WHAT YOU WILL DO
Set down each line from the line holding "What data populates" to the last line of the entries below, exactly, with both ends included and without pictures.

DATA TO PROCESS
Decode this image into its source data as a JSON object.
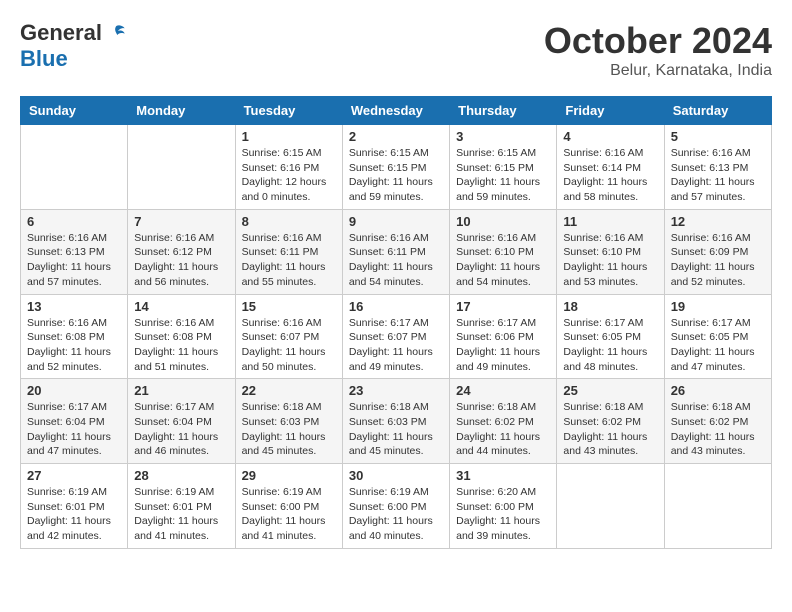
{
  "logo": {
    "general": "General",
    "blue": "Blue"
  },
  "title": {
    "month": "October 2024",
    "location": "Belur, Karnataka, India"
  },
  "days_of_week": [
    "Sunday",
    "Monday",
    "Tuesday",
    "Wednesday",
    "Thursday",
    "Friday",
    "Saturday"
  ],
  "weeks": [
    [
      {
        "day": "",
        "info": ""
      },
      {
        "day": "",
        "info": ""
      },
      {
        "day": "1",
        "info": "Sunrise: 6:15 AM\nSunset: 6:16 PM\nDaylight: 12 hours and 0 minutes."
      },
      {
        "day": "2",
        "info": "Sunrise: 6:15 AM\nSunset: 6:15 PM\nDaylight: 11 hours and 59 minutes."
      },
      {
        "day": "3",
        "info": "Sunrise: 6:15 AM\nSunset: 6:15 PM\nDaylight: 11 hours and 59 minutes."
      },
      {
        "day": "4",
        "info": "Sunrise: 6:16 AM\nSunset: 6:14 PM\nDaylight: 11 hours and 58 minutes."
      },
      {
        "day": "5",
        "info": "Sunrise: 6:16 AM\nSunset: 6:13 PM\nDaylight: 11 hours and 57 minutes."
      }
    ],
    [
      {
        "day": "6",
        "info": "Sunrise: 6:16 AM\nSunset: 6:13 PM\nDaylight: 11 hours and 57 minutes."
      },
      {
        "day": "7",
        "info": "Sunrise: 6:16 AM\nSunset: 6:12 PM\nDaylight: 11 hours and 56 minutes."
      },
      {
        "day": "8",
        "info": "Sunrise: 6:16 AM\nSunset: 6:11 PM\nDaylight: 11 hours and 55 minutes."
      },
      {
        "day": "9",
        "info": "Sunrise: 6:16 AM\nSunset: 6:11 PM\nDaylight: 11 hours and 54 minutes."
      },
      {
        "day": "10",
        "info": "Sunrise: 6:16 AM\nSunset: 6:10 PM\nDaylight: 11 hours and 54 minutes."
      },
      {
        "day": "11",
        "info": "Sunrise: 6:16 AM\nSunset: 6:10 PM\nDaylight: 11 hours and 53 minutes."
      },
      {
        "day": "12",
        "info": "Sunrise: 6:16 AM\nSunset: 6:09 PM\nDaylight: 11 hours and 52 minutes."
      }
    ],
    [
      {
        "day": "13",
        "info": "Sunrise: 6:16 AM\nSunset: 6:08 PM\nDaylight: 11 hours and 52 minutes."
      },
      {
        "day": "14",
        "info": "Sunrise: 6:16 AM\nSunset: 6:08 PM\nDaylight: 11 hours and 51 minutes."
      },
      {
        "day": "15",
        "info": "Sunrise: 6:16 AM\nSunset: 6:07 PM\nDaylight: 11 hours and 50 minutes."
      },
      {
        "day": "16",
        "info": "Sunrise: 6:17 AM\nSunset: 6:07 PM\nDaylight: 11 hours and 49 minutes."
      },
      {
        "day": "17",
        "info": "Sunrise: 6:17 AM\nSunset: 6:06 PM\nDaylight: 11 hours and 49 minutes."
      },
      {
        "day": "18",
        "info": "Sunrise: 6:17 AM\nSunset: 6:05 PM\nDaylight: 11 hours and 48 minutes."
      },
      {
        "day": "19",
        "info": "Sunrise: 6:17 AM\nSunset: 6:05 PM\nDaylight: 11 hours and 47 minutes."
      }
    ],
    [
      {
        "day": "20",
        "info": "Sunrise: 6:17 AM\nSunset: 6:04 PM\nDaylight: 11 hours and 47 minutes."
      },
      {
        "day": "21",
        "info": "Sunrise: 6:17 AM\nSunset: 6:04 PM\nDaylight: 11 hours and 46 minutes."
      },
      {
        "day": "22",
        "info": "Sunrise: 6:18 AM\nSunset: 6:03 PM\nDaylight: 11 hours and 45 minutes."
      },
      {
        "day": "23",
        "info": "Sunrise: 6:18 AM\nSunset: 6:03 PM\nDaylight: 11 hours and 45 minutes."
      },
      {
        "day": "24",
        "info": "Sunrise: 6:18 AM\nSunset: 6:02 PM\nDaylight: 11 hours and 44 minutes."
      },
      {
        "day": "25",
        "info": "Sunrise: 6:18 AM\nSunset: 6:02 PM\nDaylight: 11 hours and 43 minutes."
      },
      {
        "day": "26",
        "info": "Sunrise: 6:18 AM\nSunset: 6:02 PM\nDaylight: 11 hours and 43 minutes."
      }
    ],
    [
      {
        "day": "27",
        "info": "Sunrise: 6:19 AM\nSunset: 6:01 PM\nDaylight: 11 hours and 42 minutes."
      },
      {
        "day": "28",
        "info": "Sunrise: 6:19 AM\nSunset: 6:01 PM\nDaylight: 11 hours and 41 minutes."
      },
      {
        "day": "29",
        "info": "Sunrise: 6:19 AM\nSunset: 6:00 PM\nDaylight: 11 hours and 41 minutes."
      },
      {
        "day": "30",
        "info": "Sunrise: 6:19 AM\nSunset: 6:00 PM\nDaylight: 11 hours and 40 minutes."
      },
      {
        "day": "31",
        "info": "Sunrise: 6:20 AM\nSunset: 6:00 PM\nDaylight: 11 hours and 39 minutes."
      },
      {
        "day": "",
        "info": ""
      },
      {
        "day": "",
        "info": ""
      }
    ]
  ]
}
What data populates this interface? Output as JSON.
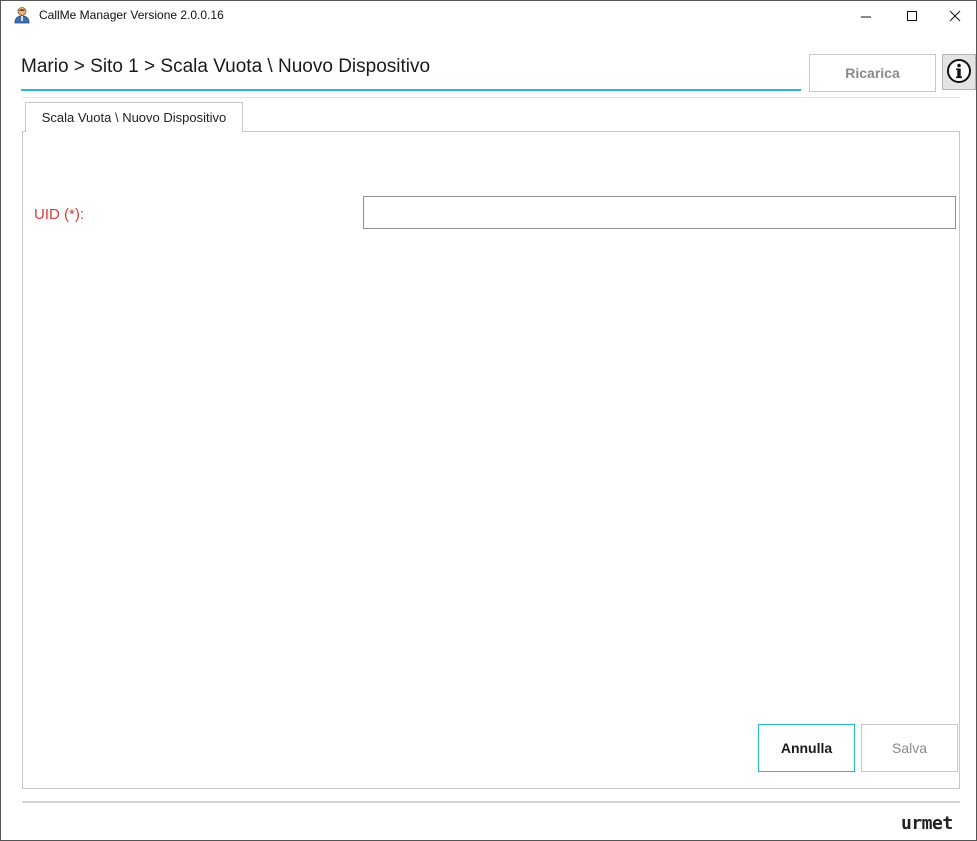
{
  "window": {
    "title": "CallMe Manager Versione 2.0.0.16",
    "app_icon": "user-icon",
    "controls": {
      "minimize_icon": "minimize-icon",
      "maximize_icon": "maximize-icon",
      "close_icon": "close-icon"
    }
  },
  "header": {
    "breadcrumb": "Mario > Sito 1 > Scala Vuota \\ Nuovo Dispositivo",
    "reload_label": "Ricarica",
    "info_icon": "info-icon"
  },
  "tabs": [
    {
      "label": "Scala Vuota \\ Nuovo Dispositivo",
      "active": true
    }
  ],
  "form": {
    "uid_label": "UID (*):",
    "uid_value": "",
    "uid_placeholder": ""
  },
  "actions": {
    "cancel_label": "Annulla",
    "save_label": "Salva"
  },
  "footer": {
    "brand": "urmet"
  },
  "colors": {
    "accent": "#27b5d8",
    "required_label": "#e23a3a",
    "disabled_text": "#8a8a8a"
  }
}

WRITTEN RESPONSE
What data populates this interface? Output as JSON.
{
  "window": {
    "title": "CallMe Manager Versione 2.0.0.16",
    "app_icon": "user-icon",
    "controls": {
      "minimize_icon": "minimize-icon",
      "maximize_icon": "maximize-icon",
      "close_icon": "close-icon"
    }
  },
  "header": {
    "breadcrumb": "Mario > Sito 1 > Scala Vuota \\ Nuovo Dispositivo",
    "reload_label": "Ricarica",
    "info_icon": "info-icon"
  },
  "tabs": [
    {
      "label": "Scala Vuota \\ Nuovo Dispositivo",
      "active": true
    }
  ],
  "form": {
    "uid_label": "UID (*):",
    "uid_value": "",
    "uid_placeholder": ""
  },
  "actions": {
    "cancel_label": "Annulla",
    "save_label": "Salva"
  },
  "footer": {
    "brand": "urmet"
  },
  "colors": {
    "accent": "#27b5d8",
    "required_label": "#e23a3a",
    "disabled_text": "#8a8a8a"
  }
}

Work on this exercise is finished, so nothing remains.